**TASK BRIEF**. Leave every picture behind and copy the rest of the entries below exactly.

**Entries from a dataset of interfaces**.
========

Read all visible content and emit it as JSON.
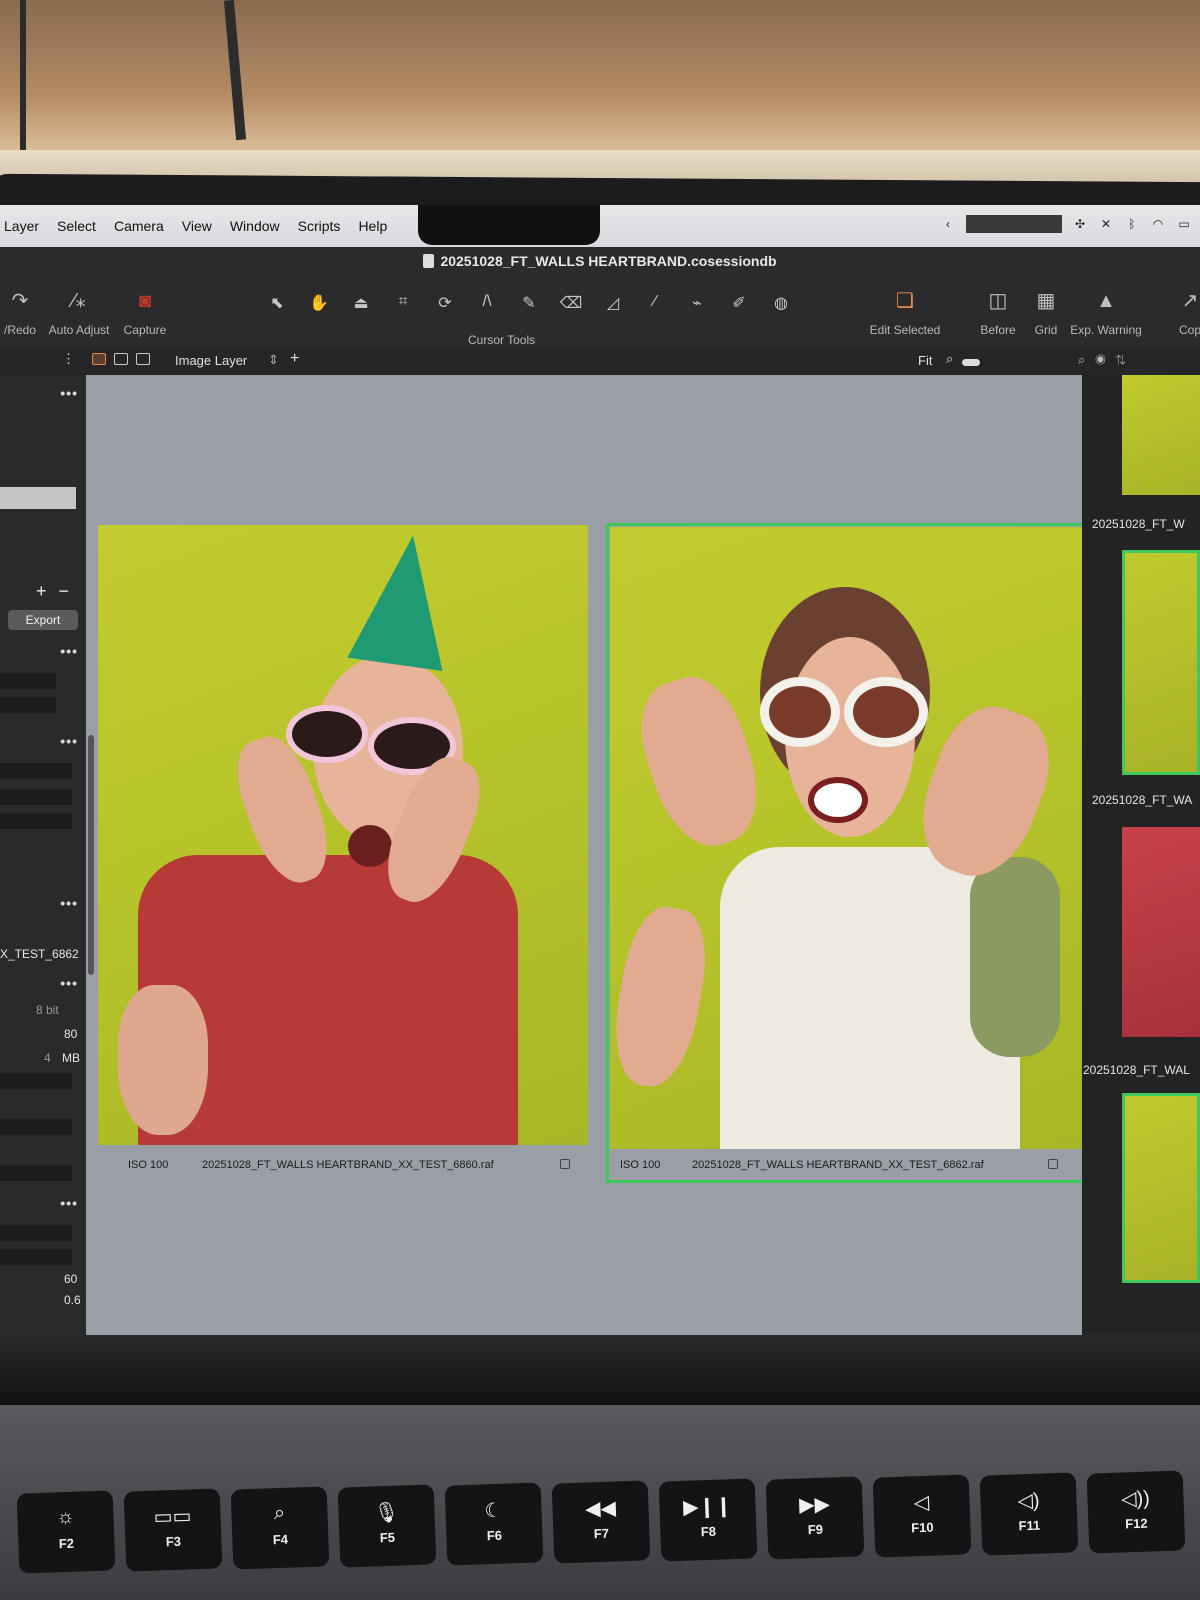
{
  "menubar": {
    "items": [
      "Layer",
      "Select",
      "Camera",
      "View",
      "Window",
      "Scripts",
      "Help"
    ]
  },
  "window": {
    "title": "20251028_FT_WALLS HEARTBRAND.cosessiondb"
  },
  "toolbar": {
    "undo_label": "/Redo",
    "auto_adjust_label": "Auto Adjust",
    "capture_label": "Capture",
    "cursor_tools_label": "Cursor Tools",
    "edit_selected_label": "Edit Selected",
    "before_label": "Before",
    "grid_label": "Grid",
    "exp_warning_label": "Exp. Warning",
    "copy_label": "Cop"
  },
  "subbar": {
    "layer_select": "Image Layer",
    "fit_label": "Fit"
  },
  "left_panel": {
    "export_label": "Export",
    "filename_fragment": "X_TEST_6862",
    "bit_depth": "8 bit",
    "value_80": "80",
    "size_unit": "MB",
    "size_value": "4",
    "value_60": "60",
    "value_06": "0.6"
  },
  "viewer": {
    "photos": [
      {
        "iso": "ISO 100",
        "filename": "20251028_FT_WALLS HEARTBRAND_XX_TEST_6860.raf",
        "selected": false
      },
      {
        "iso": "ISO 100",
        "filename": "20251028_FT_WALLS HEARTBRAND_XX_TEST_6862.raf",
        "selected": true
      }
    ]
  },
  "filmstrip": {
    "names": [
      "20251028_FT_W",
      "20251028_FT_WA",
      "20251028_FT_WAL"
    ]
  },
  "keyboard": {
    "keys": [
      {
        "label": "F2",
        "icon": "brightness-up-icon",
        "glyph": "☼"
      },
      {
        "label": "F3",
        "icon": "mission-control-icon",
        "glyph": "▭▭"
      },
      {
        "label": "F4",
        "icon": "search-icon",
        "glyph": "⌕"
      },
      {
        "label": "F5",
        "icon": "microphone-icon",
        "glyph": "🎙"
      },
      {
        "label": "F6",
        "icon": "moon-icon",
        "glyph": "☾"
      },
      {
        "label": "F7",
        "icon": "rewind-icon",
        "glyph": "◀◀"
      },
      {
        "label": "F8",
        "icon": "play-pause-icon",
        "glyph": "▶❙❙"
      },
      {
        "label": "F9",
        "icon": "fast-forward-icon",
        "glyph": "▶▶"
      },
      {
        "label": "F10",
        "icon": "mute-icon",
        "glyph": "◁"
      },
      {
        "label": "F11",
        "icon": "volume-down-icon",
        "glyph": "◁)"
      },
      {
        "label": "F12",
        "icon": "volume-up-icon",
        "glyph": "◁))"
      }
    ]
  },
  "colors": {
    "selection": "#3cc85a",
    "accent": "#e98b4a",
    "backdrop": "#b6c42a",
    "viewer_bg": "#9a9ea6"
  }
}
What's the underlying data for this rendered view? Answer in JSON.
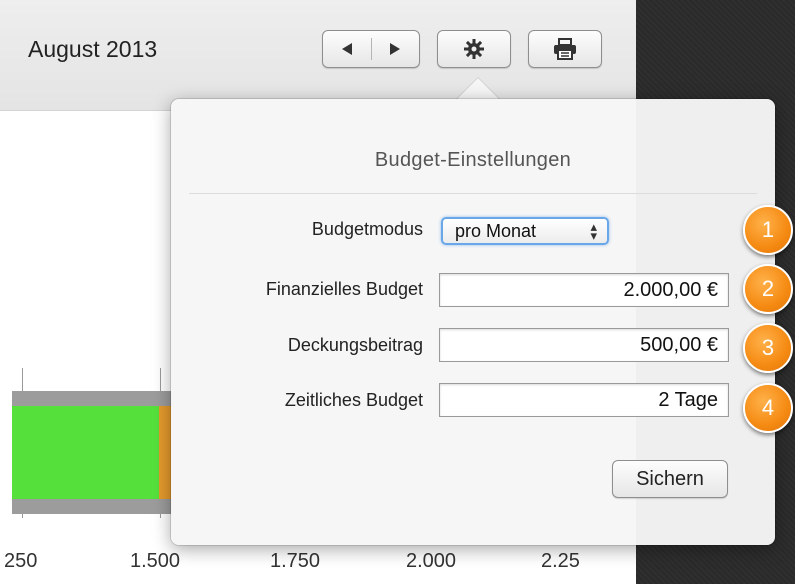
{
  "toolbar": {
    "month_title": "August 2013",
    "prev_icon": "triangle-left-icon",
    "next_icon": "triangle-right-icon",
    "settings_icon": "gear-icon",
    "print_icon": "printer-icon"
  },
  "chart": {
    "tick_labels": [
      "250",
      "1.500",
      "1.750",
      "2.000",
      "2.25"
    ]
  },
  "popover": {
    "title": "Budget-Einstellungen",
    "fields": {
      "mode_label": "Budgetmodus",
      "mode_value": "pro Monat",
      "financial_label": "Finanzielles Budget",
      "financial_value": "2.000,00 €",
      "contribution_label": "Deckungsbeitrag",
      "contribution_value": "500,00 €",
      "time_label": "Zeitliches Budget",
      "time_value": "2 Tage"
    },
    "save_label": "Sichern"
  },
  "callouts": [
    "1",
    "2",
    "3",
    "4"
  ],
  "colors": {
    "accent_orange": "#f58a12",
    "bar_green": "#55e03c",
    "bar_orange": "#e49a2c",
    "focus_blue": "#6aa7e8"
  }
}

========

**RESPONSE**.
Read all visible content and emit it as JSON.
{
  "menubar": {
    "items": [
      "Layer",
      "Select",
      "Camera",
      "View",
      "Window",
      "Scripts",
      "Help"
    ]
  },
  "window": {
    "title": "20251028_FT_WALLS HEARTBRAND.cosessiondb"
  },
  "toolbar": {
    "undo_label": "/Redo",
    "auto_adjust_label": "Auto Adjust",
    "capture_label": "Capture",
    "cursor_tools_label": "Cursor Tools",
    "edit_selected_label": "Edit Selected",
    "before_label": "Before",
    "grid_label": "Grid",
    "exp_warning_label": "Exp. Warning",
    "copy_label": "Cop"
  },
  "subbar": {
    "layer_select": "Image Layer",
    "fit_label": "Fit"
  },
  "left_panel": {
    "export_label": "Export",
    "filename_fragment": "X_TEST_6862",
    "bit_depth": "8 bit",
    "value_80": "80",
    "size_unit": "MB",
    "size_value": "4",
    "value_60": "60",
    "value_06": "0.6"
  },
  "viewer": {
    "photos": [
      {
        "iso": "ISO 100",
        "filename": "20251028_FT_WALLS HEARTBRAND_XX_TEST_6860.raf",
        "selected": false
      },
      {
        "iso": "ISO 100",
        "filename": "20251028_FT_WALLS HEARTBRAND_XX_TEST_6862.raf",
        "selected": true
      }
    ]
  },
  "filmstrip": {
    "names": [
      "20251028_FT_W",
      "20251028_FT_WA",
      "20251028_FT_WAL"
    ]
  },
  "keyboard": {
    "keys": [
      {
        "label": "F2",
        "icon": "brightness-up-icon",
        "glyph": "☼"
      },
      {
        "label": "F3",
        "icon": "mission-control-icon",
        "glyph": "▭▭"
      },
      {
        "label": "F4",
        "icon": "search-icon",
        "glyph": "⌕"
      },
      {
        "label": "F5",
        "icon": "microphone-icon",
        "glyph": "🎙"
      },
      {
        "label": "F6",
        "icon": "moon-icon",
        "glyph": "☾"
      },
      {
        "label": "F7",
        "icon": "rewind-icon",
        "glyph": "◀◀"
      },
      {
        "label": "F8",
        "icon": "play-pause-icon",
        "glyph": "▶❙❙"
      },
      {
        "label": "F9",
        "icon": "fast-forward-icon",
        "glyph": "▶▶"
      },
      {
        "label": "F10",
        "icon": "mute-icon",
        "glyph": "◁"
      },
      {
        "label": "F11",
        "icon": "volume-down-icon",
        "glyph": "◁)"
      },
      {
        "label": "F12",
        "icon": "volume-up-icon",
        "glyph": "◁))"
      }
    ]
  },
  "colors": {
    "selection": "#3cc85a",
    "accent": "#e98b4a",
    "backdrop": "#b6c42a",
    "viewer_bg": "#9a9ea6"
  }
}
What's the underlying data for this rendered view? Answer in JSON.
{
  "toolbar": {
    "month_title": "August 2013",
    "prev_icon": "triangle-left-icon",
    "next_icon": "triangle-right-icon",
    "settings_icon": "gear-icon",
    "print_icon": "printer-icon"
  },
  "chart": {
    "tick_labels": [
      "250",
      "1.500",
      "1.750",
      "2.000",
      "2.25"
    ]
  },
  "popover": {
    "title": "Budget-Einstellungen",
    "fields": {
      "mode_label": "Budgetmodus",
      "mode_value": "pro Monat",
      "financial_label": "Finanzielles Budget",
      "financial_value": "2.000,00 €",
      "contribution_label": "Deckungsbeitrag",
      "contribution_value": "500,00 €",
      "time_label": "Zeitliches Budget",
      "time_value": "2 Tage"
    },
    "save_label": "Sichern"
  },
  "callouts": [
    "1",
    "2",
    "3",
    "4"
  ],
  "colors": {
    "accent_orange": "#f58a12",
    "bar_green": "#55e03c",
    "bar_orange": "#e49a2c",
    "focus_blue": "#6aa7e8"
  }
}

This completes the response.